=== INPUT RECORDS ===

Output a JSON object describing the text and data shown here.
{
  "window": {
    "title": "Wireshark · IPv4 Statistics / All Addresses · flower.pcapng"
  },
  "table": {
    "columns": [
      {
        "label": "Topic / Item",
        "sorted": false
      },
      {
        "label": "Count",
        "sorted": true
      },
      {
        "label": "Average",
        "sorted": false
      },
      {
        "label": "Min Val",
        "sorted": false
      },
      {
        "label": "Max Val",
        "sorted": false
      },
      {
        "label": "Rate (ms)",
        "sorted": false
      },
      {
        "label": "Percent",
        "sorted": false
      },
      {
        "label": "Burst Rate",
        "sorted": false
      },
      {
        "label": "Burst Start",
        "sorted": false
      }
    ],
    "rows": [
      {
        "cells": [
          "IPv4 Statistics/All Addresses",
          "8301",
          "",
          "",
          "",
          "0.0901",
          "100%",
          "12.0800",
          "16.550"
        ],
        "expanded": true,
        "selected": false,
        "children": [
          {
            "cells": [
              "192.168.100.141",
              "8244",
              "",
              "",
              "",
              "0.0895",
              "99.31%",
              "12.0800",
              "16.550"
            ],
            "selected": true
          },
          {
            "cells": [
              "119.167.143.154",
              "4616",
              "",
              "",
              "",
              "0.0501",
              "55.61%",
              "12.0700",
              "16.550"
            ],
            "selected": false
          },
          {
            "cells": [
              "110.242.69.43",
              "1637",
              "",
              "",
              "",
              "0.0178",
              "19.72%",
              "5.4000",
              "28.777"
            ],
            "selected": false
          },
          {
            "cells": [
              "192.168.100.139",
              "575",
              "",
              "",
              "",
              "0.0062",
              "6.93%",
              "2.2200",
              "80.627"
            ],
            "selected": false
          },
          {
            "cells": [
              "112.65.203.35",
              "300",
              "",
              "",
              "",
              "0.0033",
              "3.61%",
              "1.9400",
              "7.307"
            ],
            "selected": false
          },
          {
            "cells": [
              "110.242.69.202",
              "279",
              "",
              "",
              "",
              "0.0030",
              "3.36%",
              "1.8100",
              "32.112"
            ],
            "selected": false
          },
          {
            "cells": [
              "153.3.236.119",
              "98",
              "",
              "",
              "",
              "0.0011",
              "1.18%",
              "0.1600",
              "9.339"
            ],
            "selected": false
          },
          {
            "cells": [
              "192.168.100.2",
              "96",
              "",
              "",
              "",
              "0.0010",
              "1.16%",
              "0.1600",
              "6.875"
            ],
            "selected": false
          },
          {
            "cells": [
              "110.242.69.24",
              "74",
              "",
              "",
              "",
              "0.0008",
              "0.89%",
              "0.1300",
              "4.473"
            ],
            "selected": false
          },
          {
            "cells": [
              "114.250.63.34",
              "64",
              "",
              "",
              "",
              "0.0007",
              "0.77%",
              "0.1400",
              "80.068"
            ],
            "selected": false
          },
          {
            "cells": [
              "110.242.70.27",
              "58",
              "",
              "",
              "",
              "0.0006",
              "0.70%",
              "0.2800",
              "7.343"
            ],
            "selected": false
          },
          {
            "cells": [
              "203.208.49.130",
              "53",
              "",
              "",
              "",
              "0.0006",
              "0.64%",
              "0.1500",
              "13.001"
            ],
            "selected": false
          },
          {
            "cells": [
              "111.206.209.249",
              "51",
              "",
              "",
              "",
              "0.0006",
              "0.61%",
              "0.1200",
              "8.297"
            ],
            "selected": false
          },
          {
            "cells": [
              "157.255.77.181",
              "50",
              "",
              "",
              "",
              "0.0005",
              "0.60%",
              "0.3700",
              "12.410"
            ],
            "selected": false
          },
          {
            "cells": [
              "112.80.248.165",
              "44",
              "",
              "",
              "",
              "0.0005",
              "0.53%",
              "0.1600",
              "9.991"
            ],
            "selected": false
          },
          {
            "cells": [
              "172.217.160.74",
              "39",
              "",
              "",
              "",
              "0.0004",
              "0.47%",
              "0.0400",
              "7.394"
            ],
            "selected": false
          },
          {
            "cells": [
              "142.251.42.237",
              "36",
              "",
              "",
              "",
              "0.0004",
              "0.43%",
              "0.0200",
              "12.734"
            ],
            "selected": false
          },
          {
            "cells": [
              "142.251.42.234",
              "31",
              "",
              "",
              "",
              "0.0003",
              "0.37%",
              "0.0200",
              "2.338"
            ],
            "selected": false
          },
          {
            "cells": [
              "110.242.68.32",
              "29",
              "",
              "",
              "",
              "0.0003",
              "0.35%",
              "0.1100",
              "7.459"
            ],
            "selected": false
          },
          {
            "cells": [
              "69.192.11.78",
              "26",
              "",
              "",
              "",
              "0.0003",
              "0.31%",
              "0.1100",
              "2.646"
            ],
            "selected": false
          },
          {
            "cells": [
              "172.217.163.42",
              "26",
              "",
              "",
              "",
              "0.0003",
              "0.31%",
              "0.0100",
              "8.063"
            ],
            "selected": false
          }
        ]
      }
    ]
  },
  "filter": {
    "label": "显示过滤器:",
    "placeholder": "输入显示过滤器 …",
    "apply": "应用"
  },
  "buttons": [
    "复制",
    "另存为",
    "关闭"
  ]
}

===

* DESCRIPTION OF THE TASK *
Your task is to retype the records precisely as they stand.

* TASK RESULT *
Output a JSON object describing the text and data shown here.
{
  "window": {
    "title": "Wireshark · IPv4 Statistics / All Addresses · flower.pcapng"
  },
  "table": {
    "columns": [
      {
        "label": "Topic / Item",
        "sorted": false
      },
      {
        "label": "Count",
        "sorted": true
      },
      {
        "label": "Average",
        "sorted": false
      },
      {
        "label": "Min Val",
        "sorted": false
      },
      {
        "label": "Max Val",
        "sorted": false
      },
      {
        "label": "Rate (ms)",
        "sorted": false
      },
      {
        "label": "Percent",
        "sorted": false
      },
      {
        "label": "Burst Rate",
        "sorted": false
      },
      {
        "label": "Burst Start",
        "sorted": false
      }
    ],
    "rows": [
      {
        "cells": [
          "IPv4 Statistics/All Addresses",
          "8301",
          "",
          "",
          "",
          "0.0901",
          "100%",
          "12.0800",
          "16.550"
        ],
        "expanded": true,
        "selected": false,
        "children": [
          {
            "cells": [
              "192.168.100.141",
              "8244",
              "",
              "",
              "",
              "0.0895",
              "99.31%",
              "12.0800",
              "16.550"
            ],
            "selected": true
          },
          {
            "cells": [
              "119.167.143.154",
              "4616",
              "",
              "",
              "",
              "0.0501",
              "55.61%",
              "12.0700",
              "16.550"
            ],
            "selected": false
          },
          {
            "cells": [
              "110.242.69.43",
              "1637",
              "",
              "",
              "",
              "0.0178",
              "19.72%",
              "5.4000",
              "28.777"
            ],
            "selected": false
          },
          {
            "cells": [
              "192.168.100.139",
              "575",
              "",
              "",
              "",
              "0.0062",
              "6.93%",
              "2.2200",
              "80.627"
            ],
            "selected": false
          },
          {
            "cells": [
              "112.65.203.35",
              "300",
              "",
              "",
              "",
              "0.0033",
              "3.61%",
              "1.9400",
              "7.307"
            ],
            "selected": false
          },
          {
            "cells": [
              "110.242.69.202",
              "279",
              "",
              "",
              "",
              "0.0030",
              "3.36%",
              "1.8100",
              "32.112"
            ],
            "selected": false
          },
          {
            "cells": [
              "153.3.236.119",
              "98",
              "",
              "",
              "",
              "0.0011",
              "1.18%",
              "0.1600",
              "9.339"
            ],
            "selected": false
          },
          {
            "cells": [
              "192.168.100.2",
              "96",
              "",
              "",
              "",
              "0.0010",
              "1.16%",
              "0.1600",
              "6.875"
            ],
            "selected": false
          },
          {
            "cells": [
              "110.242.69.24",
              "74",
              "",
              "",
              "",
              "0.0008",
              "0.89%",
              "0.1300",
              "4.473"
            ],
            "selected": false
          },
          {
            "cells": [
              "114.250.63.34",
              "64",
              "",
              "",
              "",
              "0.0007",
              "0.77%",
              "0.1400",
              "80.068"
            ],
            "selected": false
          },
          {
            "cells": [
              "110.242.70.27",
              "58",
              "",
              "",
              "",
              "0.0006",
              "0.70%",
              "0.2800",
              "7.343"
            ],
            "selected": false
          },
          {
            "cells": [
              "203.208.49.130",
              "53",
              "",
              "",
              "",
              "0.0006",
              "0.64%",
              "0.1500",
              "13.001"
            ],
            "selected": false
          },
          {
            "cells": [
              "111.206.209.249",
              "51",
              "",
              "",
              "",
              "0.0006",
              "0.61%",
              "0.1200",
              "8.297"
            ],
            "selected": false
          },
          {
            "cells": [
              "157.255.77.181",
              "50",
              "",
              "",
              "",
              "0.0005",
              "0.60%",
              "0.3700",
              "12.410"
            ],
            "selected": false
          },
          {
            "cells": [
              "112.80.248.165",
              "44",
              "",
              "",
              "",
              "0.0005",
              "0.53%",
              "0.1600",
              "9.991"
            ],
            "selected": false
          },
          {
            "cells": [
              "172.217.160.74",
              "39",
              "",
              "",
              "",
              "0.0004",
              "0.47%",
              "0.0400",
              "7.394"
            ],
            "selected": false
          },
          {
            "cells": [
              "142.251.42.237",
              "36",
              "",
              "",
              "",
              "0.0004",
              "0.43%",
              "0.0200",
              "12.734"
            ],
            "selected": false
          },
          {
            "cells": [
              "142.251.42.234",
              "31",
              "",
              "",
              "",
              "0.0003",
              "0.37%",
              "0.0200",
              "2.338"
            ],
            "selected": false
          },
          {
            "cells": [
              "110.242.68.32",
              "29",
              "",
              "",
              "",
              "0.0003",
              "0.35%",
              "0.1100",
              "7.459"
            ],
            "selected": false
          },
          {
            "cells": [
              "69.192.11.78",
              "26",
              "",
              "",
              "",
              "0.0003",
              "0.31%",
              "0.1100",
              "2.646"
            ],
            "selected": false
          },
          {
            "cells": [
              "172.217.163.42",
              "26",
              "",
              "",
              "",
              "0.0003",
              "0.31%",
              "0.0100",
              "8.063"
            ],
            "selected": false
          }
        ]
      }
    ]
  },
  "filter": {
    "label": "显示过滤器:",
    "placeholder": "输入显示过滤器 …",
    "apply": "应用"
  },
  "buttons": [
    "复制",
    "另存为",
    "关闭"
  ]
}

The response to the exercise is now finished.